A Chicago Tribune piece predicts that United’s bankruptcy will help drive down labor costs across the industry and places the blame for the industry’s current woes on a legacy inherited from the days of regulation.
- Many of the most onerous work-rule provisions date to the 1970s, when airlines had to fill only 55 percent of their seats to earn an 11.5 percent profit that was guaranteed by the Civil Aeronautics Board. As a result, there were few restrictions on the costs that the board allowed to be passed through to customers.
I’m a bit undecided about this thesis. On the one hand, little has changed in the way airlines relate to their workforces since the regulated era. Moreover, labor-management relations are still highly regulated by the Railway Labor Act. The federal government has also consistently gotten in the middle of airline labor disputes. On the other hand, it’s been nearly 25 years since deregulation. I’m not sure how much blame can be placed at the feet of the federal government.
I think I’m inclined to place the blame more broadly: at the municipalities that control the airports, at the federal government which until this year classified air traffic control as a function which was “inherently governmental,” and excessive taxes on air travel.

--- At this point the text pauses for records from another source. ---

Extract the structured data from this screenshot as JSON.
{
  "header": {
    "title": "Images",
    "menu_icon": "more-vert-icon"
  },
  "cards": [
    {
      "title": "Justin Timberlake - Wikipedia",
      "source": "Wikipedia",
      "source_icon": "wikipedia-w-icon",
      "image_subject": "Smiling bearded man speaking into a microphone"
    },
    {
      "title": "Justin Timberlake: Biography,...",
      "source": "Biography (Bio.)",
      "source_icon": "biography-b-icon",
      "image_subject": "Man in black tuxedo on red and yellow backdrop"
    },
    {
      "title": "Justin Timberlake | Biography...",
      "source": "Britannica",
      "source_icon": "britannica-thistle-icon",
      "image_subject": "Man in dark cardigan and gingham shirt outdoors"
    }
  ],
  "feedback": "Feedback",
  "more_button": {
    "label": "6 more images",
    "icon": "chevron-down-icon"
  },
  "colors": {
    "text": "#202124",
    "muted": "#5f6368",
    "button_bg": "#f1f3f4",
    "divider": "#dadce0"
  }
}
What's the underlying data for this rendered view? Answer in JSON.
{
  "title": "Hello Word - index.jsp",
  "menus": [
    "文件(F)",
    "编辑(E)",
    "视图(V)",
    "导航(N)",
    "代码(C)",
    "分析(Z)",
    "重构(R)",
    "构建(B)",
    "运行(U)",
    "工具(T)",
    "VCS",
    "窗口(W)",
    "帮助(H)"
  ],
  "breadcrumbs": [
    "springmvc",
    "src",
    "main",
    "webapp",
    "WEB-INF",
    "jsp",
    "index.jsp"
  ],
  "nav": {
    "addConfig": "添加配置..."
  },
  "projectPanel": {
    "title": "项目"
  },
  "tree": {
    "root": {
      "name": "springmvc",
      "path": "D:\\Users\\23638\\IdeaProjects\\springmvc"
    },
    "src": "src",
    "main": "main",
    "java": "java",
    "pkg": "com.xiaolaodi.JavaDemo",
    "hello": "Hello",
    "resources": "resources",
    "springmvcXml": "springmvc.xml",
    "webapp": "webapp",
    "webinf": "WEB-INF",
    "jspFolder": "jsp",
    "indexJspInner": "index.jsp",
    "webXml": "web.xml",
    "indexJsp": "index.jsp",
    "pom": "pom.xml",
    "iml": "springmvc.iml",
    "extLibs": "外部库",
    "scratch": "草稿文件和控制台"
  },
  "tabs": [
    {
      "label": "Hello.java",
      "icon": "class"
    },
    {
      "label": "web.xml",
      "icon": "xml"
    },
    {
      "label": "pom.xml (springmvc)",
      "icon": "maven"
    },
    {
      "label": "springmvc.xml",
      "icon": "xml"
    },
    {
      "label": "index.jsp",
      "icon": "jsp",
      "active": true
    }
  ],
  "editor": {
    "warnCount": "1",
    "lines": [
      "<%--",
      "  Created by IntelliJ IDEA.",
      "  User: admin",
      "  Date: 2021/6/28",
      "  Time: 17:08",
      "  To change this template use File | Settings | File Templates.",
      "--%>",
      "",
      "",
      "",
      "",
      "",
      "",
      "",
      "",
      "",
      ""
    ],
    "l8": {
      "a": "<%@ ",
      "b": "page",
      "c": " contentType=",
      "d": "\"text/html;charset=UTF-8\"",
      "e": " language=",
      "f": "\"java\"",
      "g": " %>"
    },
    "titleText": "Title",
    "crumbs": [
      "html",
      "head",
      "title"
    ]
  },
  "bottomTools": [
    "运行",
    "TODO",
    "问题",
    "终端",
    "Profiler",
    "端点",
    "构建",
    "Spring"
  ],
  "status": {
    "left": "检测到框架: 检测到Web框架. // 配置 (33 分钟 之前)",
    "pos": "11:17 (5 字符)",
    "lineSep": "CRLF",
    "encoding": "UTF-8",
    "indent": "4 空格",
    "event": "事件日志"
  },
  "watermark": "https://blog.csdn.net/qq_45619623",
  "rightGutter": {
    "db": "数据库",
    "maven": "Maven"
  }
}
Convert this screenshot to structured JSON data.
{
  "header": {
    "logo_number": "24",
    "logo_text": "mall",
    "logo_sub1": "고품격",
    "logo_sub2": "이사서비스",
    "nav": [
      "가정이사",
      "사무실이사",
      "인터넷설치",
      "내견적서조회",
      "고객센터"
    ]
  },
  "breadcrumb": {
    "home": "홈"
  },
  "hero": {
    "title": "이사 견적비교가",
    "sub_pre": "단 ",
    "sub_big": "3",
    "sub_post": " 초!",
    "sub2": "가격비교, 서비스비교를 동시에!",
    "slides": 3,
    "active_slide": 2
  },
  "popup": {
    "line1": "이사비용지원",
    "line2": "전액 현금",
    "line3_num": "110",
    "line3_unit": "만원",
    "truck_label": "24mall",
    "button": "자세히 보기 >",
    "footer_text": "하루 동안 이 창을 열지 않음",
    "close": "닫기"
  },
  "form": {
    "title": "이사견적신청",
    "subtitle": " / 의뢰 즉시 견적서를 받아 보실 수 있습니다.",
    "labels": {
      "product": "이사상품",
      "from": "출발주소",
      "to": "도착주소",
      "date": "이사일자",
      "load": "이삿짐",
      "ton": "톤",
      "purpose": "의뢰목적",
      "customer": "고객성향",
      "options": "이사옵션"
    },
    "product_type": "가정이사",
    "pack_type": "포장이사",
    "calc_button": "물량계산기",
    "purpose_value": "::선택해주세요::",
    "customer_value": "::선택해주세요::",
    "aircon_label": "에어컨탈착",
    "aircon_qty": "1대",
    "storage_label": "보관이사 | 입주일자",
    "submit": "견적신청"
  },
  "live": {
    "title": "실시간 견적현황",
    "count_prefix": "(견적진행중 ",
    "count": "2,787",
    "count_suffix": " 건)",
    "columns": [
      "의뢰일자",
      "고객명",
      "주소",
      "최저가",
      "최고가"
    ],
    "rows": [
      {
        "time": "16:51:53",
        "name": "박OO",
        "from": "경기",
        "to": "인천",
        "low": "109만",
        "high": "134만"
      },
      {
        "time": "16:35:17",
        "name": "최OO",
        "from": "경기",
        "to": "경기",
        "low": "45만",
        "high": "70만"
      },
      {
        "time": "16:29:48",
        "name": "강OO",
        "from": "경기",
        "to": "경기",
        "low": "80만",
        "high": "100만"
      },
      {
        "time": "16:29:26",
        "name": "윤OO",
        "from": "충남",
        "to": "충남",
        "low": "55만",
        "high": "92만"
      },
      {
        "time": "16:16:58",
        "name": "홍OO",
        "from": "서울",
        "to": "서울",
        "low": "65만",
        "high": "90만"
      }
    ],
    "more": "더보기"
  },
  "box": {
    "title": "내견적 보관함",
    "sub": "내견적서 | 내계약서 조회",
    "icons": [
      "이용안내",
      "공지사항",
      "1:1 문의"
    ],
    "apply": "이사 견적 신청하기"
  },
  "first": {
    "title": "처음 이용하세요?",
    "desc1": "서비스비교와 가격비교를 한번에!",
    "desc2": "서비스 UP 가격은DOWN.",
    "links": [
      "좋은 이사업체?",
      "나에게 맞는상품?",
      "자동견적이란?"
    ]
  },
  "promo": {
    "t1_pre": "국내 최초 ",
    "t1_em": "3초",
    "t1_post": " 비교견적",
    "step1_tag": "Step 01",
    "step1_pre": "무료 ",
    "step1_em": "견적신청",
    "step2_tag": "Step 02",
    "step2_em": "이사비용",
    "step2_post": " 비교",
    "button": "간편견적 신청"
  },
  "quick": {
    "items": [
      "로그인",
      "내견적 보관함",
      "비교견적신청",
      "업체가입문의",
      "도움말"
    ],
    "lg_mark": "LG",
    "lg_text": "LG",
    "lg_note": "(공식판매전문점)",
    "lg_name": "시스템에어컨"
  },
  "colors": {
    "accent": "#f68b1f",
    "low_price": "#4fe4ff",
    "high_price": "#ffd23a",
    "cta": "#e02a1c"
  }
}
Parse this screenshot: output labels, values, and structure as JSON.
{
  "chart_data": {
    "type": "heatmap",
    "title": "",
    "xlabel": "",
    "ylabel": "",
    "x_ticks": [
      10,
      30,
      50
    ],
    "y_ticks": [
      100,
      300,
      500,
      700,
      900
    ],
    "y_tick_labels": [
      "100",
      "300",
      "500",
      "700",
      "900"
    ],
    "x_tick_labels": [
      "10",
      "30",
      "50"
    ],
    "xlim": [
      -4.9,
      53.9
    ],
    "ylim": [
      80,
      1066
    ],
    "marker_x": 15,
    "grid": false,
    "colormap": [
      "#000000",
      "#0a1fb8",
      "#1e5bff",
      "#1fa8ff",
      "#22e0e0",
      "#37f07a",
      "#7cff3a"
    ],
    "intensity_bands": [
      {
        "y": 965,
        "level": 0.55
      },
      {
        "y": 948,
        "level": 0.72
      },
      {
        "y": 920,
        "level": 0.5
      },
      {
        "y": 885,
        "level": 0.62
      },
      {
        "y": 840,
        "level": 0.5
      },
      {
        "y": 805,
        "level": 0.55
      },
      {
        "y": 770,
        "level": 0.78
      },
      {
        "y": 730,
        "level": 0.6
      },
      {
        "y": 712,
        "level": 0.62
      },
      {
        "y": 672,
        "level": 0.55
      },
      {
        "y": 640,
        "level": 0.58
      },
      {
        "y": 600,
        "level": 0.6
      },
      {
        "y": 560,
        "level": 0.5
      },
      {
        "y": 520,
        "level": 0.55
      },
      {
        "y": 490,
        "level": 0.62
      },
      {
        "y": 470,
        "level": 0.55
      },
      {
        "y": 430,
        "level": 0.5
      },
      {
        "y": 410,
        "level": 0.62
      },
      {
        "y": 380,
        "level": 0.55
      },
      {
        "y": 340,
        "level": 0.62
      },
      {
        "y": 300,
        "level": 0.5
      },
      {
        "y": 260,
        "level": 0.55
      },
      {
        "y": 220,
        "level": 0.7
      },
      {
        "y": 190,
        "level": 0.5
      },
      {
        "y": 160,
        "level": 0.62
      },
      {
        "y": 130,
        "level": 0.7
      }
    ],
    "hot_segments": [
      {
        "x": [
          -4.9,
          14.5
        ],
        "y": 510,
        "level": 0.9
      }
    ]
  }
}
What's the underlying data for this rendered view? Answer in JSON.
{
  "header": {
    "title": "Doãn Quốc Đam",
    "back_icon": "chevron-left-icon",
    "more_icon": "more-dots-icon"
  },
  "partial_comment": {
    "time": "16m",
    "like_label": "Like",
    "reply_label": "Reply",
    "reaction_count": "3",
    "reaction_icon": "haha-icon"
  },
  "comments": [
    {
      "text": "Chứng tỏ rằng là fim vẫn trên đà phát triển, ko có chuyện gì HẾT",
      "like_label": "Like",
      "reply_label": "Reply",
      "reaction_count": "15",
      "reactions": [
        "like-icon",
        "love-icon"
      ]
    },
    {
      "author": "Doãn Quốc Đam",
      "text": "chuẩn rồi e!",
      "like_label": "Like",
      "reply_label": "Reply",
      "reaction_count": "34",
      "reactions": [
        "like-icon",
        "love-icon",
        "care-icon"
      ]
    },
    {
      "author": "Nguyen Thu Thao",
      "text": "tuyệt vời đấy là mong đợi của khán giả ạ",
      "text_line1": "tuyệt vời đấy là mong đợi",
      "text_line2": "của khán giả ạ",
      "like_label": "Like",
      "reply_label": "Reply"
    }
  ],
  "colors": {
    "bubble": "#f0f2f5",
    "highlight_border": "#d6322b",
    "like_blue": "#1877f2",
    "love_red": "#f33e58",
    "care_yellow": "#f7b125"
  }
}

All of this governmental foolishness shouldn’t overshadow one thing: that most of the major airlines have made incredibly bad business decisions that have destroyed billions of dollars in shareholder value. All of the government activity has come as very little surprise. Most of it, no matter how pernicious, is part of the operating background for the industry. If management didn’t think it could create value in that environment, it shouldn’t have continued to operate. Since airline management did continue, the blame ultimately falls at their own feet.